> Directions
The result should be every line in the material below containing the string "respuestas".

┌──

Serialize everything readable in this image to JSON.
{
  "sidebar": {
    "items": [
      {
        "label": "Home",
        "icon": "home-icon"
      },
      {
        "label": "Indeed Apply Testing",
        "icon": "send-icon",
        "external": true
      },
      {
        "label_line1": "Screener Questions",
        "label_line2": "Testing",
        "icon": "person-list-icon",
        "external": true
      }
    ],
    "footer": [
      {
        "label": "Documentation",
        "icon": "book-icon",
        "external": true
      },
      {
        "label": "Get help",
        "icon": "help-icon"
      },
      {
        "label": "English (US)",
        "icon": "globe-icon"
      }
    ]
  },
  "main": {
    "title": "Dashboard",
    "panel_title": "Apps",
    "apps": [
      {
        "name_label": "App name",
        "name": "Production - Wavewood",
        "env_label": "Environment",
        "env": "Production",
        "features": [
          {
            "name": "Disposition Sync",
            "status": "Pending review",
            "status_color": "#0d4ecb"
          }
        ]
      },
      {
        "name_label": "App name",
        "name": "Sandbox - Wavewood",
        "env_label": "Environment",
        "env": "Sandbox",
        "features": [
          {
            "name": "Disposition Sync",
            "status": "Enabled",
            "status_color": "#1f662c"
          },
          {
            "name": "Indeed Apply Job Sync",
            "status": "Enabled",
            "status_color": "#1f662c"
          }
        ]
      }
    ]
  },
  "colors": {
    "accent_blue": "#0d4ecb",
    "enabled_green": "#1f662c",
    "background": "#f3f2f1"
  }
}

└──
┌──

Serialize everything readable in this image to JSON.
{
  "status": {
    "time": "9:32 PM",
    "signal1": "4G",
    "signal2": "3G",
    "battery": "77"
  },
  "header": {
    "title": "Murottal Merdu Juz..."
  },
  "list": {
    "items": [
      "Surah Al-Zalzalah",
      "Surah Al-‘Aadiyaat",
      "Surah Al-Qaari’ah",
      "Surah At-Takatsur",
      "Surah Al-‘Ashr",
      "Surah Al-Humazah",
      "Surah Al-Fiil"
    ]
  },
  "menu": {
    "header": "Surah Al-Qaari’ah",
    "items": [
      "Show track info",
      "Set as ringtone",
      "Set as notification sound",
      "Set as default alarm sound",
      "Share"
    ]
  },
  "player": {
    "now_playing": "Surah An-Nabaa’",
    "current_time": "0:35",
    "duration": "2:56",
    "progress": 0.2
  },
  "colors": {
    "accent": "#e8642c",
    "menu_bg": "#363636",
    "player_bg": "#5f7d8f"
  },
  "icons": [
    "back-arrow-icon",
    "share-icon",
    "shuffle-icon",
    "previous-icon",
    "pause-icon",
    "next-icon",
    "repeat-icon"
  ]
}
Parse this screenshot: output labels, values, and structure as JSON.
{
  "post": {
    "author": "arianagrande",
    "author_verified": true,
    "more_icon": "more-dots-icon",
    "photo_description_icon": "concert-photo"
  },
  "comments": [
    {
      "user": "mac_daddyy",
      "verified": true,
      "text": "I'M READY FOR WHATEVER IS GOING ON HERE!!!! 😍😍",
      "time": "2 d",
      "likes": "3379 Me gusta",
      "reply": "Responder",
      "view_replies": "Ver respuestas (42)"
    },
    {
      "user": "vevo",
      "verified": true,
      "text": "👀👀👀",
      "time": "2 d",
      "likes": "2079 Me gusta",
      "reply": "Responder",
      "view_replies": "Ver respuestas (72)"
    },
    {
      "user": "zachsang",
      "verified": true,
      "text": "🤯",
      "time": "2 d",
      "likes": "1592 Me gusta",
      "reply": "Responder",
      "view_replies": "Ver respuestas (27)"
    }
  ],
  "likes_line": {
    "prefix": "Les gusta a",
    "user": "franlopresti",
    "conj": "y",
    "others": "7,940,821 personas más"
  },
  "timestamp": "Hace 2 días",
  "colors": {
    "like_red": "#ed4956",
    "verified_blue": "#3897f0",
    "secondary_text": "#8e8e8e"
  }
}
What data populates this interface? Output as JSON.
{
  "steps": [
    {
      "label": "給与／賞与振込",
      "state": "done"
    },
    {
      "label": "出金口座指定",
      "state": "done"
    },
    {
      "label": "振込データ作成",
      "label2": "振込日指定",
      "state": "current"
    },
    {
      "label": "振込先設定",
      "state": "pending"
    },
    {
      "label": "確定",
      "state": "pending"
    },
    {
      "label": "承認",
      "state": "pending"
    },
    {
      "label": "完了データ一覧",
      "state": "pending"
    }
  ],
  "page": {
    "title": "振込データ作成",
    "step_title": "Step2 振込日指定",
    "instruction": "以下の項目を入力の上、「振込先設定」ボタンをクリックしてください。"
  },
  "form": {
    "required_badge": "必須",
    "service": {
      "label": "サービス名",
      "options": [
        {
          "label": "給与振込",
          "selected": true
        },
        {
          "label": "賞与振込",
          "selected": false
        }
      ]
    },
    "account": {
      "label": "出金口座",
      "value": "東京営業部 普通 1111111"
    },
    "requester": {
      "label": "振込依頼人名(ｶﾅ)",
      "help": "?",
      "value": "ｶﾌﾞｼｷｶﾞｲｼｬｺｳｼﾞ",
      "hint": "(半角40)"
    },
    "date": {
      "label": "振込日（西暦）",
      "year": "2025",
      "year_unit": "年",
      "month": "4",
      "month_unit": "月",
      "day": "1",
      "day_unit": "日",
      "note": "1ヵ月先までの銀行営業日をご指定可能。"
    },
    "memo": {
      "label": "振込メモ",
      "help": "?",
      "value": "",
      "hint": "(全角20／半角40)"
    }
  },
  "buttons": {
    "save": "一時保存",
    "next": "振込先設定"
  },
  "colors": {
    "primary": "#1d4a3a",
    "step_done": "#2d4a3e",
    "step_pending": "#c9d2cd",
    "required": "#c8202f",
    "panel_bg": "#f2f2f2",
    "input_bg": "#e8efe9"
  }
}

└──
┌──

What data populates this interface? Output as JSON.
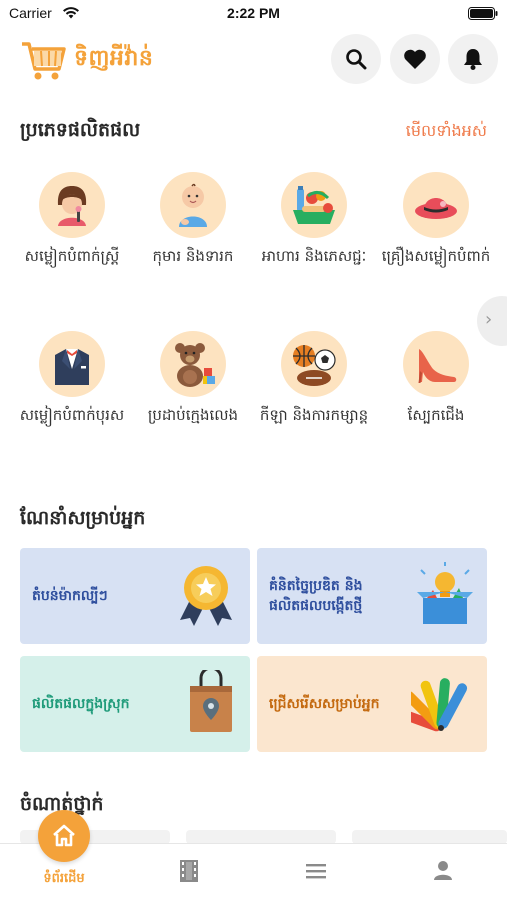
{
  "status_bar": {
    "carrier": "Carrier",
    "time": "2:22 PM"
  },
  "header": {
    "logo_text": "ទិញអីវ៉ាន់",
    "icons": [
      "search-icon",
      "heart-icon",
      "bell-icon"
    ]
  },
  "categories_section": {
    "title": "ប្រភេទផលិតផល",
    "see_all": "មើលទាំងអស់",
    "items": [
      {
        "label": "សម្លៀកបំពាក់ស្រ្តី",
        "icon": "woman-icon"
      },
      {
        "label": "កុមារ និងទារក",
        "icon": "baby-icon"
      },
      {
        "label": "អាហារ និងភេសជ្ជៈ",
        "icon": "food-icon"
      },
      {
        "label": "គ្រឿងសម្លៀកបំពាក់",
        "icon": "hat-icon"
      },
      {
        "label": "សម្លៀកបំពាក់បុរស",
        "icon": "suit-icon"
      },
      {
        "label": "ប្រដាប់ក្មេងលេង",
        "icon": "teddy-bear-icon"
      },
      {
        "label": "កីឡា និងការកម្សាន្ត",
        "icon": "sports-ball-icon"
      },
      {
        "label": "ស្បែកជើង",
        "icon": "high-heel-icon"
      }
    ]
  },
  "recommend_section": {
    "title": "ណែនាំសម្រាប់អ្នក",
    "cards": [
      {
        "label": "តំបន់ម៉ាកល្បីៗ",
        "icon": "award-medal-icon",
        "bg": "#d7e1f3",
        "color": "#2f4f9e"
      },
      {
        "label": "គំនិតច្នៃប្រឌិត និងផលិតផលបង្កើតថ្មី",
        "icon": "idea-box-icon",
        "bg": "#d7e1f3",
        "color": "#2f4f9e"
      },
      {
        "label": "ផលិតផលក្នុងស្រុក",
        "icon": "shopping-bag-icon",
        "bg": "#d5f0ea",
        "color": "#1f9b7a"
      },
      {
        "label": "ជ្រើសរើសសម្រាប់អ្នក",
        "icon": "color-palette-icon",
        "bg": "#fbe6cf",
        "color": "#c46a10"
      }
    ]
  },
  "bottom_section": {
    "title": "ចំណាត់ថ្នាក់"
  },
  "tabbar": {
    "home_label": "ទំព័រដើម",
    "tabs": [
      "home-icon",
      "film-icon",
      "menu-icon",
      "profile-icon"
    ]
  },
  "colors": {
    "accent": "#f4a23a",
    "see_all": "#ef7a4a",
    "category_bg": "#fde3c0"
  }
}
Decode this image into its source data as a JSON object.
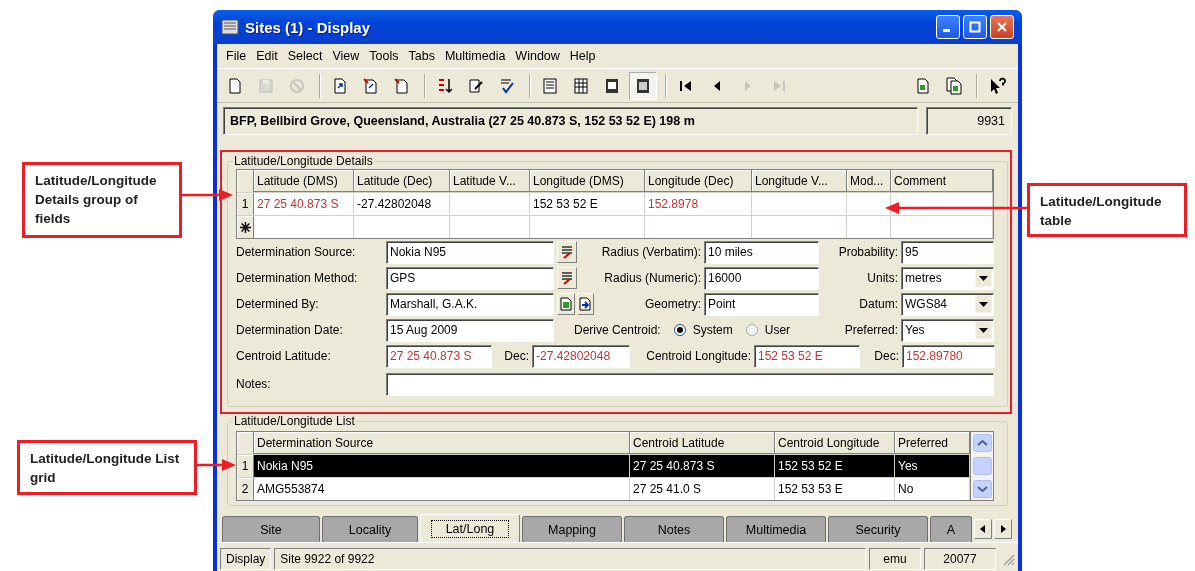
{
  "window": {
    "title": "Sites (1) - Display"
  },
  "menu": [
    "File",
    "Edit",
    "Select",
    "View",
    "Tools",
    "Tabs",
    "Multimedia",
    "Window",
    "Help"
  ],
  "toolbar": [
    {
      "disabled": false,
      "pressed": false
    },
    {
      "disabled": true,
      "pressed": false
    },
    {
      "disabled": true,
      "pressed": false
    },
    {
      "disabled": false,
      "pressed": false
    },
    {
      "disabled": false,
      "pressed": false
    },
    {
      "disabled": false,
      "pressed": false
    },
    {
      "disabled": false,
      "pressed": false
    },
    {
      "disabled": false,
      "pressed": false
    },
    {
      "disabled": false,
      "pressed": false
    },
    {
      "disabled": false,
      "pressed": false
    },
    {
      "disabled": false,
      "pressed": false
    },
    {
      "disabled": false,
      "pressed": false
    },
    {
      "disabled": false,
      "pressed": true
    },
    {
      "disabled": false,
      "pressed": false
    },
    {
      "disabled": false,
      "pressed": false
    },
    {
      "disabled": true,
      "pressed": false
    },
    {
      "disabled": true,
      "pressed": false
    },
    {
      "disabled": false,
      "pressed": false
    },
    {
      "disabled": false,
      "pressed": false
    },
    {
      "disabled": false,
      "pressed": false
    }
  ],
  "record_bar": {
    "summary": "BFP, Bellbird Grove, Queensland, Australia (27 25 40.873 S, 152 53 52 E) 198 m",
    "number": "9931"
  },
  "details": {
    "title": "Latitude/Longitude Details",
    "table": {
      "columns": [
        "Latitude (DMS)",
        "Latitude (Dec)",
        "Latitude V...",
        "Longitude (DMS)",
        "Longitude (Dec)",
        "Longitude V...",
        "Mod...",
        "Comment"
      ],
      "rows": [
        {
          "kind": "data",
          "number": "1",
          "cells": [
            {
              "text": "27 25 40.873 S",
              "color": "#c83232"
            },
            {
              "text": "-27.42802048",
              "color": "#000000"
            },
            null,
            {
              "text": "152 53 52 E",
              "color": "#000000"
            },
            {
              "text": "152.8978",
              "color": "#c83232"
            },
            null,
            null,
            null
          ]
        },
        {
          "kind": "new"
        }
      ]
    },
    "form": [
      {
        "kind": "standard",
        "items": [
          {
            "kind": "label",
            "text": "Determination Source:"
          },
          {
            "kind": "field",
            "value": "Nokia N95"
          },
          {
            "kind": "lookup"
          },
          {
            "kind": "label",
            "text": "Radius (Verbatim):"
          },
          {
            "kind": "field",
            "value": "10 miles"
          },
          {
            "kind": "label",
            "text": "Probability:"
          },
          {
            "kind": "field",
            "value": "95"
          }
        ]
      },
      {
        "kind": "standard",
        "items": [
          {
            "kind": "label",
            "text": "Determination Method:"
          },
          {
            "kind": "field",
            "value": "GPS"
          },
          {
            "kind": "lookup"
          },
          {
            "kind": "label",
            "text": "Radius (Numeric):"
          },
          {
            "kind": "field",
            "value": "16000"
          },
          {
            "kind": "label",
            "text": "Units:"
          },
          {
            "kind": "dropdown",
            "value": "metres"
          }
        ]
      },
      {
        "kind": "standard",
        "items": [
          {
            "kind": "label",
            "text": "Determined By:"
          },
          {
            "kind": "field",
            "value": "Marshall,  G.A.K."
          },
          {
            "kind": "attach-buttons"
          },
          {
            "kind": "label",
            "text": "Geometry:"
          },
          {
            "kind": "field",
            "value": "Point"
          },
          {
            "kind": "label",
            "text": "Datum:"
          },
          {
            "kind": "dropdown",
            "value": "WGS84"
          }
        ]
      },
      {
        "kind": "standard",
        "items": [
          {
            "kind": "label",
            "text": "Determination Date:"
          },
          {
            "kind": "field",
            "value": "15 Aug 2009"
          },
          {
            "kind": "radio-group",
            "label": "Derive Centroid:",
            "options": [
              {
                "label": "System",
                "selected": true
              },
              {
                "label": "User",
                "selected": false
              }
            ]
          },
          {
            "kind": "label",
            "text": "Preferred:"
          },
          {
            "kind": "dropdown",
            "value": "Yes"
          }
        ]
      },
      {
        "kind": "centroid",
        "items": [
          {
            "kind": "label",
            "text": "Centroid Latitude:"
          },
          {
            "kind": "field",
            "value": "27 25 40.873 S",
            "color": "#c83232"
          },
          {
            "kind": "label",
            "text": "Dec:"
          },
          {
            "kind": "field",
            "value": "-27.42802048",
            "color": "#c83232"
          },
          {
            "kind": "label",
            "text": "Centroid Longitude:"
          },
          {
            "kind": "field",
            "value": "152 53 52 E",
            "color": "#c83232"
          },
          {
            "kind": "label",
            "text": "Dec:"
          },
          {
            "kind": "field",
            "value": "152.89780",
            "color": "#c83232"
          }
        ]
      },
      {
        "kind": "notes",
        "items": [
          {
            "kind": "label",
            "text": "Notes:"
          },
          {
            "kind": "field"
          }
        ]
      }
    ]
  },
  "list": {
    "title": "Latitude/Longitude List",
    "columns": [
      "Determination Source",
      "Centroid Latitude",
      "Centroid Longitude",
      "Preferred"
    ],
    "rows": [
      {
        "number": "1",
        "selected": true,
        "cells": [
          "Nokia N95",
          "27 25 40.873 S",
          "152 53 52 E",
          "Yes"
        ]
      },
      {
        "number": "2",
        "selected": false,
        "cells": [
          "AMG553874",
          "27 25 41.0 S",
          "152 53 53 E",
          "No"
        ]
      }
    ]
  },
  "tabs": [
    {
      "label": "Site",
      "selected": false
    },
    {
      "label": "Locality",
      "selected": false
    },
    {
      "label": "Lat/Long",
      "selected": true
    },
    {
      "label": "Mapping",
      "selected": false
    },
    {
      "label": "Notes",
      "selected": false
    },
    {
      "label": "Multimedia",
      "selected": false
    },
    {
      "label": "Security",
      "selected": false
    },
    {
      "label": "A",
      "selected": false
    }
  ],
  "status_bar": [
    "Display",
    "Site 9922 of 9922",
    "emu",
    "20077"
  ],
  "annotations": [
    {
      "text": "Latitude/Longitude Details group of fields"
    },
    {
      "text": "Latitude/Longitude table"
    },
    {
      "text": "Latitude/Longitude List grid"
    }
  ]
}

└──

> Exercise answer
      "view_replies": "Ver respuestas (42)"
      "view_replies": "Ver respuestas (72)"
      "view_replies": "Ver respuestas (27)"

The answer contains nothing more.